Exercise goal: Repeat the records below word for word.

================

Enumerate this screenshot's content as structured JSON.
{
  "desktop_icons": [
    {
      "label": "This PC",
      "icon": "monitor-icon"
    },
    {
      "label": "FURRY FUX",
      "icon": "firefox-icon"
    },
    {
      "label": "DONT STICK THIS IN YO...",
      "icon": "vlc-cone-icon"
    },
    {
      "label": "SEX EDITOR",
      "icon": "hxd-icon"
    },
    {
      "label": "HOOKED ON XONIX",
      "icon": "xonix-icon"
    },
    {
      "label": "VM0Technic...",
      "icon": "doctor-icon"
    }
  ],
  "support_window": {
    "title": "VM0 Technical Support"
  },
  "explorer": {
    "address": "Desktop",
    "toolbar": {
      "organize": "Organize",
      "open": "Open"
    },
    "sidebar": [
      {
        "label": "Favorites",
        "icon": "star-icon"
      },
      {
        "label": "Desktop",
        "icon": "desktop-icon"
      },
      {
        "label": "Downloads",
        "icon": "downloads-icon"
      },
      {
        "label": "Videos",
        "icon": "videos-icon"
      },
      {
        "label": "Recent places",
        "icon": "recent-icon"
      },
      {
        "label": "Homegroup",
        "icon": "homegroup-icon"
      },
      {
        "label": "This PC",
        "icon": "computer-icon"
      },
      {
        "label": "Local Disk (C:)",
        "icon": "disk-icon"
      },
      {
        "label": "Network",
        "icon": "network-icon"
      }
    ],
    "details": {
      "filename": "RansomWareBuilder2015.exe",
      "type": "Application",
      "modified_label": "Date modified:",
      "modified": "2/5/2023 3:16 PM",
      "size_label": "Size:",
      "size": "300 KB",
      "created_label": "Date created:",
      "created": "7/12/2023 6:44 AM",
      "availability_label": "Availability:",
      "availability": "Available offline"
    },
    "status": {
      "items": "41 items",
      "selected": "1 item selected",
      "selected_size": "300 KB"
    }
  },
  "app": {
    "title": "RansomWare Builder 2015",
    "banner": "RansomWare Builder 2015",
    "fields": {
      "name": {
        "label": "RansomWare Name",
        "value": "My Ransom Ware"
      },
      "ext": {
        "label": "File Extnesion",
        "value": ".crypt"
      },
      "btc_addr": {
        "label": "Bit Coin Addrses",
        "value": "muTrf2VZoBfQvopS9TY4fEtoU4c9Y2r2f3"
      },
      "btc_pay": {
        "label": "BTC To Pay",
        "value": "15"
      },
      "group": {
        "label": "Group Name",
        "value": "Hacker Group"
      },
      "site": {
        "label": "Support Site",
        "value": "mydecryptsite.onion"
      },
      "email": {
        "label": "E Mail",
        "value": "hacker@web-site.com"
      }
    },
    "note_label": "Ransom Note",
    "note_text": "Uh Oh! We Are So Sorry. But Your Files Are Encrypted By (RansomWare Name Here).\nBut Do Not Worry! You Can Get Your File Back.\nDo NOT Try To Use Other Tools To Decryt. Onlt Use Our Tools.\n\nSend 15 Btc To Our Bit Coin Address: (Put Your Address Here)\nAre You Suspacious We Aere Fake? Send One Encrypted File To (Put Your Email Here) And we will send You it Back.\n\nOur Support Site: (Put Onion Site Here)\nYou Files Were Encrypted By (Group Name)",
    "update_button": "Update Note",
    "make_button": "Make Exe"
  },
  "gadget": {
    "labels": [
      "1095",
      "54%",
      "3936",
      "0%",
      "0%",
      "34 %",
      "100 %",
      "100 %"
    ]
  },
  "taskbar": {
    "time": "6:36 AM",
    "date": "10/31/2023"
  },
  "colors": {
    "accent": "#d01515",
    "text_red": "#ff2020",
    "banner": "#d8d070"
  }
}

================

Exercise answer:
Enumerate this screenshot's content as structured JSON.
{
  "desktop_icons": [
    {
      "label": "This PC",
      "icon": "monitor-icon"
    },
    {
      "label": "FURRY FUX",
      "icon": "firefox-icon"
    },
    {
      "label": "DONT STICK THIS IN YO...",
      "icon": "vlc-cone-icon"
    },
    {
      "label": "SEX EDITOR",
      "icon": "hxd-icon"
    },
    {
      "label": "HOOKED ON XONIX",
      "icon": "xonix-icon"
    },
    {
      "label": "VM0Technic...",
      "icon": "doctor-icon"
    }
  ],
  "support_window": {
    "title": "VM0 Technical Support"
  },
  "explorer": {
    "address": "Desktop",
    "toolbar": {
      "organize": "Organize",
      "open": "Open"
    },
    "sidebar": [
      {
        "label": "Favorites",
        "icon": "star-icon"
      },
      {
        "label": "Desktop",
        "icon": "desktop-icon"
      },
      {
        "label": "Downloads",
        "icon": "downloads-icon"
      },
      {
        "label": "Videos",
        "icon": "videos-icon"
      },
      {
        "label": "Recent places",
        "icon": "recent-icon"
      },
      {
        "label": "Homegroup",
        "icon": "homegroup-icon"
      },
      {
        "label": "This PC",
        "icon": "computer-icon"
      },
      {
        "label": "Local Disk (C:)",
        "icon": "disk-icon"
      },
      {
        "label": "Network",
        "icon": "network-icon"
      }
    ],
    "details": {
      "filename": "RansomWareBuilder2015.exe",
      "type": "Application",
      "modified_label": "Date modified:",
      "modified": "2/5/2023 3:16 PM",
      "size_label": "Size:",
      "size": "300 KB",
      "created_label": "Date created:",
      "created": "7/12/2023 6:44 AM",
      "availability_label": "Availability:",
      "availability": "Available offline"
    },
    "status": {
      "items": "41 items",
      "selected": "1 item selected",
      "selected_size": "300 KB"
    }
  },
  "app": {
    "title": "RansomWare Builder 2015",
    "banner": "RansomWare Builder 2015",
    "fields": {
      "name": {
        "label": "RansomWare Name",
        "value": "My Ransom Ware"
      },
      "ext": {
        "label": "File Extnesion",
        "value": ".crypt"
      },
      "btc_addr": {
        "label": "Bit Coin Addrses",
        "value": "muTrf2VZoBfQvopS9TY4fEtoU4c9Y2r2f3"
      },
      "btc_pay": {
        "label": "BTC To Pay",
        "value": "15"
      },
      "group": {
        "label": "Group Name",
        "value": "Hacker Group"
      },
      "site": {
        "label": "Support Site",
        "value": "mydecryptsite.onion"
      },
      "email": {
        "label": "E Mail",
        "value": "hacker@web-site.com"
      }
    },
    "note_label": "Ransom Note",
    "note_text": "Uh Oh! We Are So Sorry. But Your Files Are Encrypted By (RansomWare Name Here).\nBut Do Not Worry! You Can Get Your File Back.\nDo NOT Try To Use Other Tools To Decryt. Onlt Use Our Tools.\n\nSend 15 Btc To Our Bit Coin Address: (Put Your Address Here)\nAre You Suspacious We Aere Fake? Send One Encrypted File To (Put Your Email Here) And we will send You it Back.\n\nOur Support Site: (Put Onion Site Here)\nYou Files Were Encrypted By (Group Name)",
    "update_button": "Update Note",
    "make_button": "Make Exe"
  },
  "gadget": {
    "labels": [
      "1095",
      "54%",
      "3936",
      "0%",
      "0%",
      "34 %",
      "100 %",
      "100 %"
    ]
  },
  "taskbar": {
    "time": "6:36 AM",
    "date": "10/31/2023"
  },
  "colors": {
    "accent": "#d01515",
    "text_red": "#ff2020",
    "banner": "#d8d070"
  }
}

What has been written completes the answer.